Repeat the data that follows, word for word, without the images.

**LISTED RECORDS:**
----------------

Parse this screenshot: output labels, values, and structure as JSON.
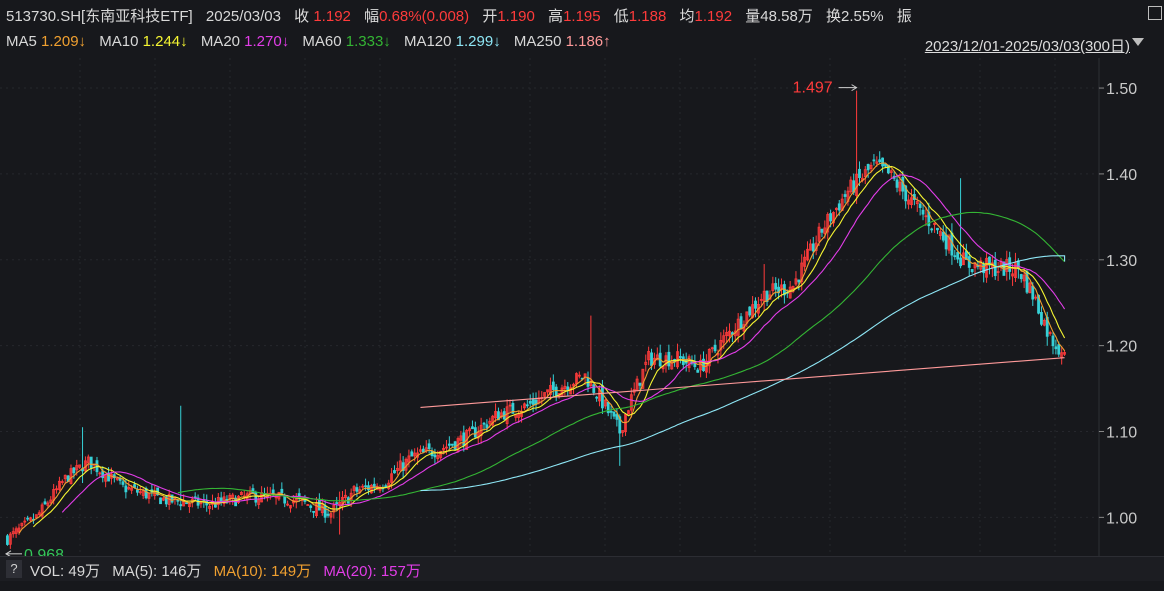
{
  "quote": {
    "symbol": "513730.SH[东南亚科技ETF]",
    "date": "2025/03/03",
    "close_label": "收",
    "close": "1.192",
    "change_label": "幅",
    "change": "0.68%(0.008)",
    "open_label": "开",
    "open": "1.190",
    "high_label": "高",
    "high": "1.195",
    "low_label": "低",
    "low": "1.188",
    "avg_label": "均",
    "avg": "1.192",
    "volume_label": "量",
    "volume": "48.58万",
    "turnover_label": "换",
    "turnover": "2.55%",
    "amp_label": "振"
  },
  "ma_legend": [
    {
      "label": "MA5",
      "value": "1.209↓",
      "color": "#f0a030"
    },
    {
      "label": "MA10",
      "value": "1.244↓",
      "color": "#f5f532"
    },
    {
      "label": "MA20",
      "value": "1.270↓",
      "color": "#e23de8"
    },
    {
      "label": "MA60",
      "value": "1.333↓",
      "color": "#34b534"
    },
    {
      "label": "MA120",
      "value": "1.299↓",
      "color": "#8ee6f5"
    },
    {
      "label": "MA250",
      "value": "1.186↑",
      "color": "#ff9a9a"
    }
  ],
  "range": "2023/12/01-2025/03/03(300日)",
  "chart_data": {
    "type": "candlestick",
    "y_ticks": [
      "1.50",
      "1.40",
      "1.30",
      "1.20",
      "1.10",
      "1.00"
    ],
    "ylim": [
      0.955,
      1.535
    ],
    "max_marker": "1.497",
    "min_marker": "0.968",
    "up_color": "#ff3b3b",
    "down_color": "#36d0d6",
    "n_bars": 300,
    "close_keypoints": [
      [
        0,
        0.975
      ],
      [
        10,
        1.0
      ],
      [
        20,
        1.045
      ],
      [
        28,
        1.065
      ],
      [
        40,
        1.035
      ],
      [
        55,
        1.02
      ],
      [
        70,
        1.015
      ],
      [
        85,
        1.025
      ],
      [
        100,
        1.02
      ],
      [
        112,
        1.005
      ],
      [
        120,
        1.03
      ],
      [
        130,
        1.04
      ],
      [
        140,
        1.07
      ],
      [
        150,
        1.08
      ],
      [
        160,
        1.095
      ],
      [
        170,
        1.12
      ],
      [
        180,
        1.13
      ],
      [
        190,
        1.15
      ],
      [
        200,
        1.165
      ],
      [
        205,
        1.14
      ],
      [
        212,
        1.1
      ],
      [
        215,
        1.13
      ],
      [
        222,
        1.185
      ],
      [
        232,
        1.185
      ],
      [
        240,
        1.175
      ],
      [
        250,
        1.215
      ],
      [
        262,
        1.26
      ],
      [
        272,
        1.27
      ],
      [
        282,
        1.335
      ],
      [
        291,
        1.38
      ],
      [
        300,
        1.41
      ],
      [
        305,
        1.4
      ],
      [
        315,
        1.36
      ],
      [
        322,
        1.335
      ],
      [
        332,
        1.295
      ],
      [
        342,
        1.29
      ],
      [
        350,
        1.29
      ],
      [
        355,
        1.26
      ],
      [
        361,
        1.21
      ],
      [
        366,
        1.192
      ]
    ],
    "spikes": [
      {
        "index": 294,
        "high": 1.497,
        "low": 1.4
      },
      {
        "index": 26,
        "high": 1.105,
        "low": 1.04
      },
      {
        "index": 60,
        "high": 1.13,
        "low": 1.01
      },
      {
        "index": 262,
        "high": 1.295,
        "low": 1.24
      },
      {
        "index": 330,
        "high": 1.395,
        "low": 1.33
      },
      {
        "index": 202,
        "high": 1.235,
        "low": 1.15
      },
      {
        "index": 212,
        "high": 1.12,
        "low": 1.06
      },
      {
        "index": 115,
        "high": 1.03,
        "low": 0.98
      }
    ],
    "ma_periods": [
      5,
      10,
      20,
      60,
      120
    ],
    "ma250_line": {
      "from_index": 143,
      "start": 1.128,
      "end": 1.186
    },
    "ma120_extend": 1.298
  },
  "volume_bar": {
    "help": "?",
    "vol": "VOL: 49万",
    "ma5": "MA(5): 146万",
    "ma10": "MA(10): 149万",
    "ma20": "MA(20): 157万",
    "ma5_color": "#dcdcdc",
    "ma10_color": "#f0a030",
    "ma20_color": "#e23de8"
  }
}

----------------

**REPLY TO THE EXERCISE:**
Parse this screenshot: output labels, values, and structure as JSON.
{
  "quote": {
    "symbol": "513730.SH[东南亚科技ETF]",
    "date": "2025/03/03",
    "close_label": "收",
    "close": "1.192",
    "change_label": "幅",
    "change": "0.68%(0.008)",
    "open_label": "开",
    "open": "1.190",
    "high_label": "高",
    "high": "1.195",
    "low_label": "低",
    "low": "1.188",
    "avg_label": "均",
    "avg": "1.192",
    "volume_label": "量",
    "volume": "48.58万",
    "turnover_label": "换",
    "turnover": "2.55%",
    "amp_label": "振"
  },
  "ma_legend": [
    {
      "label": "MA5",
      "value": "1.209↓",
      "color": "#f0a030"
    },
    {
      "label": "MA10",
      "value": "1.244↓",
      "color": "#f5f532"
    },
    {
      "label": "MA20",
      "value": "1.270↓",
      "color": "#e23de8"
    },
    {
      "label": "MA60",
      "value": "1.333↓",
      "color": "#34b534"
    },
    {
      "label": "MA120",
      "value": "1.299↓",
      "color": "#8ee6f5"
    },
    {
      "label": "MA250",
      "value": "1.186↑",
      "color": "#ff9a9a"
    }
  ],
  "range": "2023/12/01-2025/03/03(300日)",
  "chart_data": {
    "type": "candlestick",
    "y_ticks": [
      "1.50",
      "1.40",
      "1.30",
      "1.20",
      "1.10",
      "1.00"
    ],
    "ylim": [
      0.955,
      1.535
    ],
    "max_marker": "1.497",
    "min_marker": "0.968",
    "up_color": "#ff3b3b",
    "down_color": "#36d0d6",
    "n_bars": 300,
    "close_keypoints": [
      [
        0,
        0.975
      ],
      [
        10,
        1.0
      ],
      [
        20,
        1.045
      ],
      [
        28,
        1.065
      ],
      [
        40,
        1.035
      ],
      [
        55,
        1.02
      ],
      [
        70,
        1.015
      ],
      [
        85,
        1.025
      ],
      [
        100,
        1.02
      ],
      [
        112,
        1.005
      ],
      [
        120,
        1.03
      ],
      [
        130,
        1.04
      ],
      [
        140,
        1.07
      ],
      [
        150,
        1.08
      ],
      [
        160,
        1.095
      ],
      [
        170,
        1.12
      ],
      [
        180,
        1.13
      ],
      [
        190,
        1.15
      ],
      [
        200,
        1.165
      ],
      [
        205,
        1.14
      ],
      [
        212,
        1.1
      ],
      [
        215,
        1.13
      ],
      [
        222,
        1.185
      ],
      [
        232,
        1.185
      ],
      [
        240,
        1.175
      ],
      [
        250,
        1.215
      ],
      [
        262,
        1.26
      ],
      [
        272,
        1.27
      ],
      [
        282,
        1.335
      ],
      [
        291,
        1.38
      ],
      [
        300,
        1.41
      ],
      [
        305,
        1.4
      ],
      [
        315,
        1.36
      ],
      [
        322,
        1.335
      ],
      [
        332,
        1.295
      ],
      [
        342,
        1.29
      ],
      [
        350,
        1.29
      ],
      [
        355,
        1.26
      ],
      [
        361,
        1.21
      ],
      [
        366,
        1.192
      ]
    ],
    "spikes": [
      {
        "index": 294,
        "high": 1.497,
        "low": 1.4
      },
      {
        "index": 26,
        "high": 1.105,
        "low": 1.04
      },
      {
        "index": 60,
        "high": 1.13,
        "low": 1.01
      },
      {
        "index": 262,
        "high": 1.295,
        "low": 1.24
      },
      {
        "index": 330,
        "high": 1.395,
        "low": 1.33
      },
      {
        "index": 202,
        "high": 1.235,
        "low": 1.15
      },
      {
        "index": 212,
        "high": 1.12,
        "low": 1.06
      },
      {
        "index": 115,
        "high": 1.03,
        "low": 0.98
      }
    ],
    "ma_periods": [
      5,
      10,
      20,
      60,
      120
    ],
    "ma250_line": {
      "from_index": 143,
      "start": 1.128,
      "end": 1.186
    },
    "ma120_extend": 1.298
  },
  "volume_bar": {
    "help": "?",
    "vol": "VOL: 49万",
    "ma5": "MA(5): 146万",
    "ma10": "MA(10): 149万",
    "ma20": "MA(20): 157万",
    "ma5_color": "#dcdcdc",
    "ma10_color": "#f0a030",
    "ma20_color": "#e23de8"
  }
}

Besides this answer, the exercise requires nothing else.